Week two at space school: Exercising bodies, minds
Montse Cordero learns how to use the Advanced Resistive Exercise Device from crew instructor Robert Tweedy.
August 1st, 2012
02:34 PM ET

Week two at space school: Exercising bodies, minds

Editor's note: Montse Cordero is a 17-year-old student from Costa Rica participating in the Foundation for International Space Education's United Space School, a two-week summer program in Houston. She'll be blogging about her experiences in the program. Need to catch up? Check out all her previous posts here.

Our day started in a way that was a lot of fun: Early in the morning, housemate Alex Carney and I were taken to a building where they have the astronaut exercise machines. We thought we were going to get to see the machines again and maybe climb on them, but it was a lot more amazing than that.

They have two treadmills and a “weightlifting” machine. We started with COLBERT (which actually does stand for something - Combined Operational Load Bearing External Resistance Treadmill). We not only got to run on it but to use a harness attached with bungees to it, just like you’d do it on board the International Space Station. It was tiring but a lot of fun.

As a little bonus, the harness we got to use is the one that astronaut Nicole Stott (@Astro_Nicole) used on the station. Then we moved on to the Advanced Resistive Exercise Device, or ARED, which is basically a weightlifting machine. We got to do a couple of squats on it. It was not easy, but for a couple of reps it was exciting.

That afternoon we traveled to Galveston to visit the University of Texas Medical Branch, where we had lunch and a few presentations about space medicine. We heard about what life in space can look like and about the effects of space travel in psychology. These were quite interesting, and they got us thinking about the biological aspects of our mission in a completely different way.

We also got to see a few of the center's labs. They talked to us about experiments such as artificial DNA synthesizing, and we got to see the machines with which they work. It was in the same building where they give all the medical tests to see if you are fit to travel to space - it's the only facility that can do it.

Overall, it was an interesting day. To finish it nicely, we had dinner with our host family in Galveston and then we drove back and "geeked out" for a while in a bookstore (a good one, not like the small ones we have back at home).

soundoff (3 Responses)
  1. Cliff Pickerell

    Exercise can help prevent excess weight gain or help maintain weight loss.

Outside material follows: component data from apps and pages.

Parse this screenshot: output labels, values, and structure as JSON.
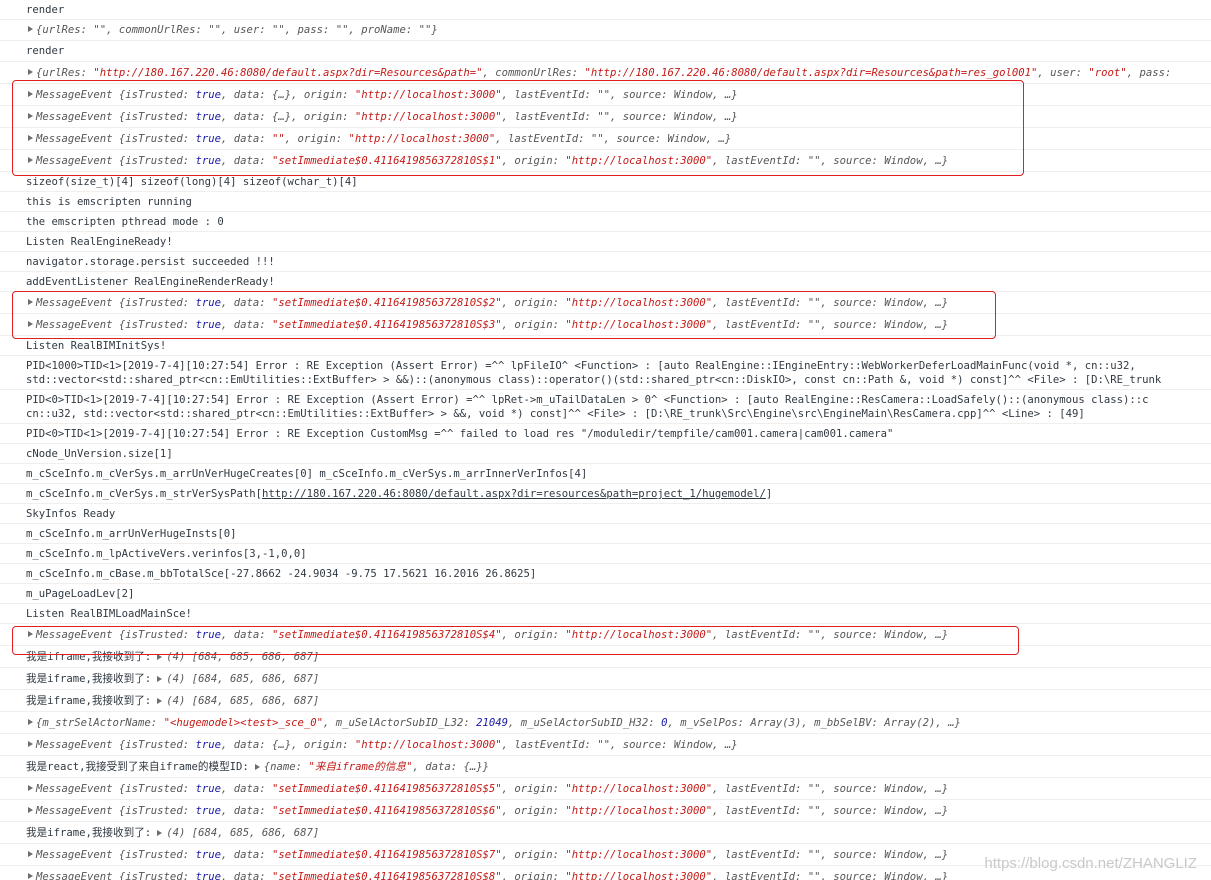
{
  "console": {
    "render_1": "render",
    "obj_urlres_1": "{urlRes: \"\", commonUrlRes: \"\", user: \"\", pass: \"\", proName: \"\"}",
    "render_2": "render",
    "obj_urlres_2": {
      "prefix": "{urlRes: ",
      "url_value": "\"http://180.167.220.46:8080/default.aspx?dir=Resources&path=\"",
      "mid": ", commonUrlRes: ",
      "common_value": "\"http://180.167.220.46:8080/default.aspx?dir=Resources&path=res_gol001\"",
      "user_key": ", user: ",
      "user_value": "\"root\"",
      "pass_key": ", pass:"
    },
    "msg_event_data_obj": "{…}",
    "msg_event_data_empty": "\"\"",
    "msg_prefix": "MessageEvent {isTrusted: ",
    "true_literal": "true",
    "data_key": ", data: ",
    "origin_key": ", origin: ",
    "origin_value": "\"http://localhost:3000\"",
    "tail": ", lastEventId: \"\", source: Window, …}",
    "set_immediate": {
      "s1": "\"setImmediate$0.4116419856372810S$1\"",
      "s2": "\"setImmediate$0.4116419856372810S$2\"",
      "s3": "\"setImmediate$0.4116419856372810S$3\"",
      "s4": "\"setImmediate$0.4116419856372810S$4\"",
      "s5": "\"setImmediate$0.4116419856372810S$5\"",
      "s6": "\"setImmediate$0.4116419856372810S$6\"",
      "s7": "\"setImmediate$0.4116419856372810S$7\"",
      "s8": "\"setImmediate$0.4116419856372810S$8\""
    },
    "log_sizeof": "sizeof(size_t)[4] sizeof(long)[4] sizeof(wchar_t)[4]",
    "log_emscripten": "this is emscripten running",
    "log_pthread": "the emscripten pthread mode : 0",
    "log_listen_engine": "Listen RealEngineReady!",
    "log_persist": "navigator.storage.persist succeeded !!!",
    "log_add_listener": "addEventListener RealEngineRenderReady!",
    "log_listen_bim": "Listen RealBIMInitSys!",
    "error_1_line1": "PID<1000>TID<1>[2019-7-4][10:27:54] Error : RE Exception (Assert Error) =^^ lpFileIO^   <Function> : [auto RealEngine::IEngineEntry::WebWorkerDeferLoadMainFunc(void *, cn::u32,",
    "error_1_line2": "std::vector<std::shared_ptr<cn::EmUtilities::ExtBuffer> > &&)::(anonymous class)::operator()(std::shared_ptr<cn::DiskIO>, const cn::Path &, void *) const]^^    <File> : [D:\\RE_trunk",
    "error_2_line1": "PID<0>TID<1>[2019-7-4][10:27:54] Error : RE Exception (Assert Error) =^^    lpRet->m_uTailDataLen > 0^  <Function> : [auto RealEngine::ResCamera::LoadSafely()::(anonymous class)::c",
    "error_2_line2": "cn::u32, std::vector<std::shared_ptr<cn::EmUtilities::ExtBuffer> > &&, void *) const]^^ <File> : [D:\\RE_trunk\\Src\\Engine\\src\\EngineMain\\ResCamera.cpp]^^    <Line> : [49]",
    "error_3": "PID<0>TID<1>[2019-7-4][10:27:54] Error : RE Exception CustomMsg =^^ failed to load res \"/moduledir/tempfile/cam001.camera|cam001.camera\"",
    "log_unversion": "cNode_UnVersion.size[1]",
    "log_huge_creates": "m_cSceInfo.m_cVerSys.m_arrUnVerHugeCreates[0] m_cSceInfo.m_cVerSys.m_arrInnerVerInfos[4]",
    "log_versys_prefix": "m_cSceInfo.m_cVerSys.m_strVerSysPath[",
    "log_versys_link": "http://180.167.220.46:8080/default.aspx?dir=resources&path=project_1/hugemodel/",
    "log_versys_suffix": "]",
    "log_sky": "SkyInfos Ready",
    "log_huge_insts": "m_cSceInfo.m_arrUnVerHugeInsts[0]",
    "log_active_vers": "m_cSceInfo.m_lpActiveVers.verinfos[3,-1,0,0]",
    "log_bbox": "m_cSceInfo.m_cBase.m_bbTotalSce[-27.8662 -24.9034 -9.75 17.5621 16.2016 26.8625]",
    "log_page_load": "m_uPageLoadLev[2]",
    "log_listen_main": "Listen RealBIMLoadMainSce!",
    "iframe_label": "我是iframe,我接收到了:",
    "iframe_array": "(4) [684, 685, 686, 687]",
    "obj_actor": {
      "prefix": "{m_strSelActorName: ",
      "name_value": "\"<hugemodel><test>_sce_0\"",
      "sub_l32_key": ", m_uSelActorSubID_L32: ",
      "sub_l32_value": "21049",
      "sub_h32_key": ", m_uSelActorSubID_H32: ",
      "sub_h32_value": "0",
      "rest": ", m_vSelPos: Array(3), m_bbSelBV: Array(2), …}"
    },
    "react_label": "我是react,我接受到了来自iframe的模型ID:",
    "react_obj": {
      "prefix": "{name: ",
      "name_value": "\"来自iframe的信息\"",
      "rest": ", data: {…}}"
    },
    "watermark": "https://blog.csdn.net/ZHANGLIZ"
  },
  "colors": {
    "highlight_border": "#e02020",
    "string": "#c41a16",
    "keyword": "#1a1aa6",
    "text": "#303942"
  }
}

When you engage in physical activity, you burn calories. The more intense the activity, the more calories you burn. You don't need to set aside large chunks of time for exercise to reap weight-loss benefits. If you can't do an actual workout, get more active throughout the day in simple ways.,`....

    Au revoir http://www.healthdigest101.comhc

    June 20, 2013 at 11:37 am |
  2. Dodie Fox

    Talk about a starry eyed night. What a beautiful picture. Would be ineteresting to hitch a ride on the Hubble for a couple of months. Would it be possible to point the Hubble in the direction of the WR 104 neutron star? I would love to view the star with future gamma-ray burst that will eventually destroy your solar system. Certainly not in my lifetime... but someday in the future.

    Dodie ~ California

    August 2, 2012 at 8:12 pm |


  • Elizabeth Landau
  • Sophia Dengo
    Senior Designer